For years, Labat-Africa’s listed stock price bumped along at about 10 cents per share (cps) – until, a year ago, it started issuing one of many cautionary notices to investors of its intention to make an acquisition.
Set up with funds by US black controlled consultancy Labat-Anderson Inc, Labat-Africa once had dreams (all unrealised) of making semiconductors, and of being a bigwig in rail and pharmaceuticals. It also hoped to win the tender for Limpopo’s multi-billion-rand pension payouts contract, but lost to what it alleged were corrupt competitors (see noses50,53&60). For a long while it has essentially been a dormant cash shell.
Suddenly, on 27 April this year, Labat’s stock price started running. Really running. Within a month, it was up at 85 cps (levels last seen five years ago) and on 12 June, it was changing hands at around 123 cps.

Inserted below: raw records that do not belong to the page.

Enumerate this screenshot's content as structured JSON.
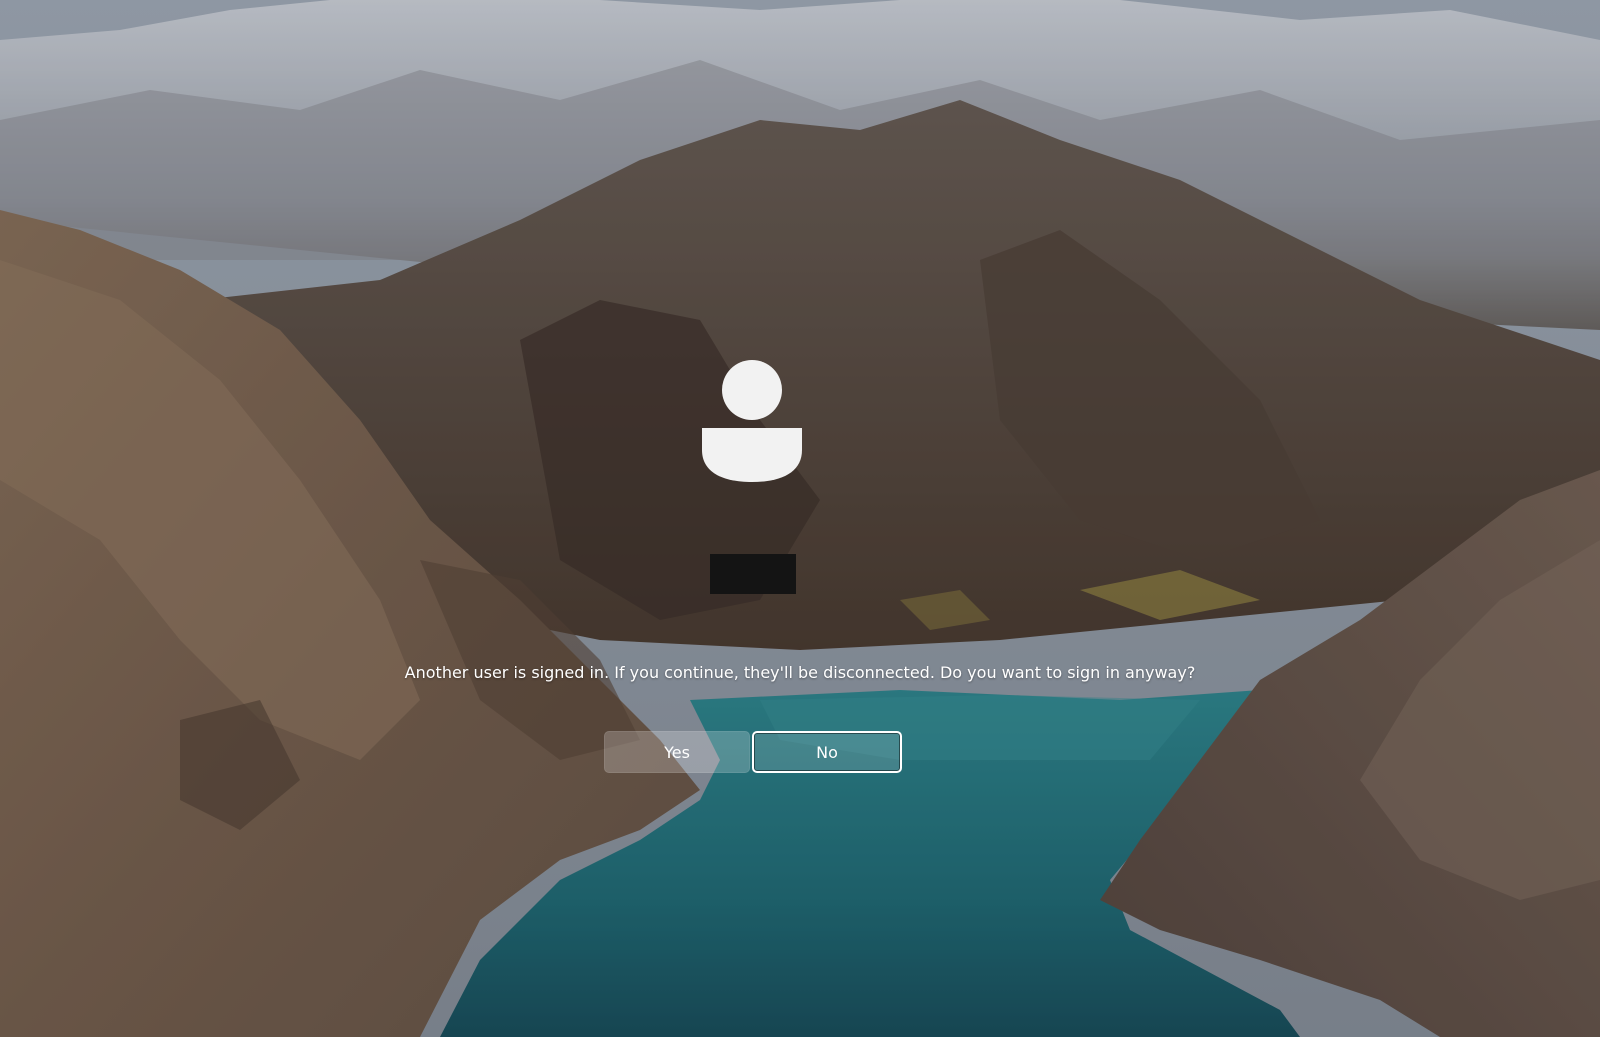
{
  "lock_screen": {
    "background_image": "mountain-lake-wallpaper",
    "avatar_icon": "default-user-icon",
    "message": "Another user is signed in. If you continue, they'll be disconnected. Do you want to sign in anyway?",
    "buttons": {
      "yes_label": "Yes",
      "no_label": "No"
    }
  },
  "colors": {
    "button_focus_border": "#ffffff",
    "redacted_username": "#141414"
  }
}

Within two months, the stock price had increased more than 1,000%! It was also on 12 June that Labat announced the proposed acquisition of the Reinhardt Transport Group (RTG), to be funded by R325 million in debt, and R360m in cash, raised by a fresh issue of shares. In investment parlance, this “reverse listing” is where a languishing entity, such as Labat, is used as a vehicle to list a new asset.

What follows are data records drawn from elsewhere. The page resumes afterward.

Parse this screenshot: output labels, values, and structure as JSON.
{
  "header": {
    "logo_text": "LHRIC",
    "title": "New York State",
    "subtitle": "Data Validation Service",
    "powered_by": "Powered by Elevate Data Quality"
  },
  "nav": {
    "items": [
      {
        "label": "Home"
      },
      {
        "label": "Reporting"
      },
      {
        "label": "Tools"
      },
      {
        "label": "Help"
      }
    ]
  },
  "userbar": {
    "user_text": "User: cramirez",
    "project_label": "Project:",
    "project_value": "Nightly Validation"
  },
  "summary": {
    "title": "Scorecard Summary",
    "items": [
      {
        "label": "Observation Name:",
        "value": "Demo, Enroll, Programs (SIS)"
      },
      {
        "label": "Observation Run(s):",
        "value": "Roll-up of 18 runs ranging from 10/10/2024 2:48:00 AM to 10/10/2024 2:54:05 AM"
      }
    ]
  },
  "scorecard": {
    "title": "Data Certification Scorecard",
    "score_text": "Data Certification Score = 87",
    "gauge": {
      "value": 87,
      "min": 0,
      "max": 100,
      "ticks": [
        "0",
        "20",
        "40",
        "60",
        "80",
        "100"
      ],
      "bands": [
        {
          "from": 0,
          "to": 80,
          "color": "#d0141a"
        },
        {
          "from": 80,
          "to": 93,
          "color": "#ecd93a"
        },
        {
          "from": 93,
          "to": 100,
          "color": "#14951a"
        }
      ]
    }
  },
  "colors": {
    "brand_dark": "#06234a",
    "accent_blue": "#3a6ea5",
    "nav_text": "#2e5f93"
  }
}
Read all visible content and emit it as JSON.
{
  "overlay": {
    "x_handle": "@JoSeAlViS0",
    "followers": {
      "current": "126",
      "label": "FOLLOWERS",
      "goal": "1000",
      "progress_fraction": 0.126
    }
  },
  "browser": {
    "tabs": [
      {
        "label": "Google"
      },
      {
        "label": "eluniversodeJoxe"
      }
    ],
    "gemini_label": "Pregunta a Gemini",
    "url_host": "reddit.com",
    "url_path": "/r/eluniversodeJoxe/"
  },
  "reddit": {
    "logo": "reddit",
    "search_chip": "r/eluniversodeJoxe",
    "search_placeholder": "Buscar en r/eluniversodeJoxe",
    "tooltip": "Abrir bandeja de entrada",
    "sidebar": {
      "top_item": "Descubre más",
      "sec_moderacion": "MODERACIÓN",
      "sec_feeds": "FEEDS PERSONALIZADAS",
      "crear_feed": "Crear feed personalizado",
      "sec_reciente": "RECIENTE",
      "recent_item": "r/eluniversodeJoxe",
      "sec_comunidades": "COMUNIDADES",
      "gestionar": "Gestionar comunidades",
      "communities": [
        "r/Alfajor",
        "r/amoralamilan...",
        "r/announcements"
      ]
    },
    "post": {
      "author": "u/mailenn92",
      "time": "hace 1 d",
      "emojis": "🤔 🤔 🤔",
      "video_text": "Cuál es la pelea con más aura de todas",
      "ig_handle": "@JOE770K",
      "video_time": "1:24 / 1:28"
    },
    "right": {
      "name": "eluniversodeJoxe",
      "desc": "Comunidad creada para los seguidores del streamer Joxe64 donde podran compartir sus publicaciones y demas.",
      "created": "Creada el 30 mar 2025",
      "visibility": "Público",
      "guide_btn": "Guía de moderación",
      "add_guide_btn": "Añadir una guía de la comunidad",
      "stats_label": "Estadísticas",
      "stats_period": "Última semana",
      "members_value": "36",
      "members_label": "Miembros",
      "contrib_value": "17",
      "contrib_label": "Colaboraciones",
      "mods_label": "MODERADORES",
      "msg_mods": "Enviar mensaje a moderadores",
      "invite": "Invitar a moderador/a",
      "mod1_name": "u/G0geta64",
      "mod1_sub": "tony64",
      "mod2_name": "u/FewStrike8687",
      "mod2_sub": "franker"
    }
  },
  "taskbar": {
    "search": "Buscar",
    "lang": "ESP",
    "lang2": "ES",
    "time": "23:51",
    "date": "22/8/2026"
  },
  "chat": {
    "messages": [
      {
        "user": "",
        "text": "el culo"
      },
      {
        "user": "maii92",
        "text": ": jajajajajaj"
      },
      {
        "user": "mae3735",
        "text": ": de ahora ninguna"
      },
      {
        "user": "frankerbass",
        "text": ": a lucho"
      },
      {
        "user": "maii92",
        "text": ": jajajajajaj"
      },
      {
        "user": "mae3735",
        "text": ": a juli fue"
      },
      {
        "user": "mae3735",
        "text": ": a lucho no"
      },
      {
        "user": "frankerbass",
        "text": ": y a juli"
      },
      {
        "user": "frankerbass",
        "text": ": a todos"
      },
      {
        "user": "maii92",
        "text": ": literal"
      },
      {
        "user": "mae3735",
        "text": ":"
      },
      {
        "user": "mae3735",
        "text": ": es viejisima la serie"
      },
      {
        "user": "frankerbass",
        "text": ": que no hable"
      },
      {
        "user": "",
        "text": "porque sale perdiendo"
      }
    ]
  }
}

Questions that hinge around Labat’s soaring stock price just weeks ahead of a major announcement are: Who knew what? How many millions were made? As to the future, if the new Labat phenomenon continues, no doubt in a few years, Labat will have taken over anything that moves.
Stock exchanges – in this case, the JSE (on behalf of the FSB) – notoriously ignore these situations. Stock markets are ultimate gambling dens, adorned with veneers of respectability and class.
But securities markets do have some traditions. In “normalised” capital-raising exercises, listed companies normally offer fresh share issues at a discount to recently-prevailing prices. In Labat’s case, new shares are being offered at 150cps – a massive 1,500% premium.
Brian van Rooyen, Labat CEO (and one-time president of the SA Rugby Football Union where he was accused of “corrupt practices” (see nose71), is not keen to discuss any of these issues.
Labat’s Annual Report to 28 February 2014 informed that “GEM, an alternative US$3.4bn investment group… has confirmed that equity funding of up to $100m for suitable investments is still available to Labat in order to fund future acquisitions and suitable transactions”.
This facility was recently “extended” – again. It’s no secret that private equity funds employ the nimblest and sharpest brains. But no private equity fund offers open-ended carte blanche tickets, especially not to the likes of Labat, whose operations lost R8.6m during the 2014 financial year.
What is GEM, really? Does it have an address, number, and why are there no quotes from its principal investment manager? The US$100m apparently available from GEM is now worth more than R1bn. If such a significant amount of cash/capital was made available to Labat so long ago, why was Van Rooyen in Cape Town in mid-July this year, selling the RTG acquisition to South African fund managers, in his wish for Labat to issue 250 million new shares? Why is RTG being listed, if it is so valuable?
One thing is for sure: investors and speculators who bought Labat shares at 10cps have made a killing. It could be, who knows, that the new Labat has managed to secure transport contracts from the non-private sector. If so, this could be another version of tenderpreneurship.
Copyright © 2020 www.noseweek.co.za